Chris Pontius, who has played well on the wing early in the season and played forward in this game, had a similar view of play, “You want to get the ball to the forwards, then to the side. That will eventually expose their defense — When you do that, you use a lot of your energy. We’ve got to manage that a little bit better.”
Barklage emphasized that the formation had a role in how the team played, “Especially with this 3-5-2, we can really expose their flanks on the weak side. With Tino or Fred or whoever we put out there, if we get them the ball they’re gonna run at the defense or put great crosses in. We try to do that a lot, switch the point of attack.”
The positive experience may well carry forward into the Eastern Conference game against the Red Bulls in New Jersey on Sunday. The team’s elders know that they must produce and have been shown the way.
It starts in practice, “Now the starting 11, every week they gotta show that they deserve it. It’s such a healthy thing for the team,” explained Andrew Jacobsen.

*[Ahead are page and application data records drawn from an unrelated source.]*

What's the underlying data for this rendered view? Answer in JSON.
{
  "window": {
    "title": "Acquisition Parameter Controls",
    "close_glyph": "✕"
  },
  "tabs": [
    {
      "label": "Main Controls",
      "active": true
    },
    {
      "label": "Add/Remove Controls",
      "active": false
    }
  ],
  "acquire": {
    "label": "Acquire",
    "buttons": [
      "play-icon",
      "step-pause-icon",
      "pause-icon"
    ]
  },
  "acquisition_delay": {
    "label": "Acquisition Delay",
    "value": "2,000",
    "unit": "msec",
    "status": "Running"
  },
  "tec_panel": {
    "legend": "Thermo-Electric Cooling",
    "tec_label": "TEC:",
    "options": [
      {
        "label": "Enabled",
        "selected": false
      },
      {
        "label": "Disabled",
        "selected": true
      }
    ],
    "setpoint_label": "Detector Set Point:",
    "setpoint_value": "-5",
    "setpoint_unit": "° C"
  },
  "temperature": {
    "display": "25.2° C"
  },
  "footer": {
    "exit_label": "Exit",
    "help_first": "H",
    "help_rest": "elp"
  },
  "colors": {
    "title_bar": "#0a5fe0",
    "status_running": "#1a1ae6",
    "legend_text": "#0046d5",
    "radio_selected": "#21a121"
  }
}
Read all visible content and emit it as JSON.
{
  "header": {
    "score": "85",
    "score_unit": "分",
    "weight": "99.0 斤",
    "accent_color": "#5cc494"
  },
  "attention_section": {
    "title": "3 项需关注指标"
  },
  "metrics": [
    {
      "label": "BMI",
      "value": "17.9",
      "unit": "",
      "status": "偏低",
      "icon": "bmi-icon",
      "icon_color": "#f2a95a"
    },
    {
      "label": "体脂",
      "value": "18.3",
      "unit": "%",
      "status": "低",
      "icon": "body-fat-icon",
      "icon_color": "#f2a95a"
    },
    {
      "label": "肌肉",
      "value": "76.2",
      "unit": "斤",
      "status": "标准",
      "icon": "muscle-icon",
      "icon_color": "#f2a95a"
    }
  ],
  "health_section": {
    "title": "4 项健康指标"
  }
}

The rookie is fresh off foreign experience in France where he learned that, “Every player was as confident as can be.” In regard to the strong midfielders now starting for United, that means, “If I want to get on the field, I have to do what they can do. I don’t have much of an option.
“When you have such great players in the middle like Christian and Ben and Clyde and all the forwards, it’s hard not to go down the center but now we finally have great players on the width now so the other team has to pick their poison. If they want to take away the middle we’ll beat them on the outside.”
DC — Fred 1 (Chris Pontius 1) 21
DC — Brandon Barklage 1 (Santino Quaranta ) 6
FC Dallas — Ray Burse, Michael Dello-Russo, George John (Aaron Pitchkolan 8), Drew Moor, Daniel Torres, Pablo Ricchetti, Alvaro Sanchez (Bruno Guarda 90), Eric Avila, Dave van den Bergh (David Ferreira 73), Jeff Cunningham (Kenny Cooper 71), Peri Marosevic,
Substitutes Not Used: Dax McCarty, Dario Sala, Blake Wagner
D.C. United — Milos Kocic, Bryan Namoff (Dejan Jakovic 62), Greg Janicki, Marc Burch, Thabiso Khumalo, Brandon Barklage, Andrew Jacobson, Devon McTavish, Fred (Rodney Wallace 61), Chris Pontius (Jaime Moreno 73), Santino Quaranta (Anthony Peters 82),
Substitutes Not Used: John DiRaimondo, Luciano Emilio, Josh Wicks
D.C. United / FC Dallas
Total shots: 17 (Santino Quaranta 5) 11 (Drew Moor 3)
Shots on goal: 7 (Marc Burch 2,
Santino Quaranta 2) 4 (4 tied with 1)
Fouls: 14 (Andrew Jacobson 3,
Rodney Wallace 3) 12 (4 tied with 2)
Offsides: 4 (Santino Quaranta 3) 3 (Jeff Cunningham 3)
Corner kicks: 8 (Brandon Barklage 4,
Thabiso Khumalo 4) 7 (Dave van den Bergh 4)
Saves: 4 (Milos Kocic 4) 5 (Ray Burse 5)
Referee: Jeff Gontarek
Referee’s Assistants: Jason Cullum; Matthew Kreitzer
4th official: Terrence Andrews
Time of game: 1:49
Weather: Cloudy -and- 55 degrees